» Goal of the exercise: After locating the line that holds "Parse this screenshot: output", output it and all following lines word for word, stopping only at the end of the data.

--- Extracted records Enclosed Below ---

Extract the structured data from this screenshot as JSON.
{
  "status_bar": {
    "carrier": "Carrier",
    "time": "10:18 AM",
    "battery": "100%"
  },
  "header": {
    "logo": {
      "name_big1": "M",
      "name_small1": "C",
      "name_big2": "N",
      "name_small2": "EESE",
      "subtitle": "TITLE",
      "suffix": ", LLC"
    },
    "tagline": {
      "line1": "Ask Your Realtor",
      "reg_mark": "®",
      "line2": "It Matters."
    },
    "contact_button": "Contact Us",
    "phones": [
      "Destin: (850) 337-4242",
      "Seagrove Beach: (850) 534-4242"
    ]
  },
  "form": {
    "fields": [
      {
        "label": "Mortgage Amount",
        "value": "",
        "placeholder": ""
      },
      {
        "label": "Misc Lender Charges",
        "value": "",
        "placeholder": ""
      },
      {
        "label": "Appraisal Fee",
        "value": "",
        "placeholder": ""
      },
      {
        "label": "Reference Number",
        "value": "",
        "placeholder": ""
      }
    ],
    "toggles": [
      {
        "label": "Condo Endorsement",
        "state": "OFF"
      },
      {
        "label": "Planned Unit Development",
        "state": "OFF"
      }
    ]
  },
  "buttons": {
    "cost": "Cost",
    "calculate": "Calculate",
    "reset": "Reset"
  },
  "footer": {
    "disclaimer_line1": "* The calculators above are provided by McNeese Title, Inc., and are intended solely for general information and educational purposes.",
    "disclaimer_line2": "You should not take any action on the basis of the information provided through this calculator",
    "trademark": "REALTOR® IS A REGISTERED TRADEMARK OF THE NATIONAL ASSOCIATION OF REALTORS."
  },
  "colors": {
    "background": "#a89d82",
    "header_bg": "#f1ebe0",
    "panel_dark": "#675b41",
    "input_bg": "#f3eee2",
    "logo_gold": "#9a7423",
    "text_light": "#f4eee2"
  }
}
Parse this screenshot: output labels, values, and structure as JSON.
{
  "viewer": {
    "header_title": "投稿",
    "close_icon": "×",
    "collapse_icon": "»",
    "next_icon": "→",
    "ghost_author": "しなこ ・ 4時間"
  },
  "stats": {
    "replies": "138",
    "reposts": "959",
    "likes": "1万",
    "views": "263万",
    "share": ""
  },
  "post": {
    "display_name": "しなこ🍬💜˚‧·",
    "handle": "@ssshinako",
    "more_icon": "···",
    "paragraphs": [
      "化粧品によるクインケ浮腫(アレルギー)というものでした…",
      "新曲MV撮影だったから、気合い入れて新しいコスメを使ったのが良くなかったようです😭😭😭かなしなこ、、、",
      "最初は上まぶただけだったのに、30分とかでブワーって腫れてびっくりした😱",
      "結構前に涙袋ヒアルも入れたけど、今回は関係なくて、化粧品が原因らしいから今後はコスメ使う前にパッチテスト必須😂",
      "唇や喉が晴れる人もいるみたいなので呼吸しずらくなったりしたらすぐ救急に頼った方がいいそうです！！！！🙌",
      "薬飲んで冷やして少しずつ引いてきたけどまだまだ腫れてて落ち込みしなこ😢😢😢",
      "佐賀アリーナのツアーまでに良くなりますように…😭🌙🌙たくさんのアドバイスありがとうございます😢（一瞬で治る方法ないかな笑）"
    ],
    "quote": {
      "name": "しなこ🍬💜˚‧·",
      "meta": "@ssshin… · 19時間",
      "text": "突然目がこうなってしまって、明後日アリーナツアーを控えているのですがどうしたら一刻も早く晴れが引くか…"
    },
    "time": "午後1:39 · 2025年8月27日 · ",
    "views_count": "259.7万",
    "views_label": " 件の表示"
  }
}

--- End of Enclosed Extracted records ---

» Answer for the task:
Parse this screenshot: output labels, values, and structure as JSON.
{
  "viewer": {
    "header_title": "投稿",
    "close_icon": "×",
    "collapse_icon": "»",
    "next_icon": "→",
    "ghost_author": "しなこ ・ 4時間"
  },
  "stats": {
    "replies": "138",
    "reposts": "959",
    "likes": "1万",
    "views": "263万",
    "share": ""
  },
  "post": {
    "display_name": "しなこ🍬💜˚‧·",
    "handle": "@ssshinako",
    "more_icon": "···",
    "paragraphs": [
      "化粧品によるクインケ浮腫(アレルギー)というものでした…",
      "新曲MV撮影だったから、気合い入れて新しいコスメを使ったのが良くなかったようです😭😭😭かなしなこ、、、",
      "最初は上まぶただけだったのに、30分とかでブワーって腫れてびっくりした😱",
      "結構前に涙袋ヒアルも入れたけど、今回は関係なくて、化粧品が原因らしいから今後はコスメ使う前にパッチテスト必須😂",
      "唇や喉が晴れる人もいるみたいなので呼吸しずらくなったりしたらすぐ救急に頼った方がいいそうです！！！！🙌",
      "薬飲んで冷やして少しずつ引いてきたけどまだまだ腫れてて落ち込みしなこ😢😢😢",
      "佐賀アリーナのツアーまでに良くなりますように…😭🌙🌙たくさんのアドバイスありがとうございます😢（一瞬で治る方法ないかな笑）"
    ],
    "quote": {
      "name": "しなこ🍬💜˚‧·",
      "meta": "@ssshin… · 19時間",
      "text": "突然目がこうなってしまって、明後日アリーナツアーを控えているのですがどうしたら一刻も早く晴れが引くか…"
    },
    "time": "午後1:39 · 2025年8月27日 · ",
    "views_count": "259.7万",
    "views_label": " 件の表示"
  }
}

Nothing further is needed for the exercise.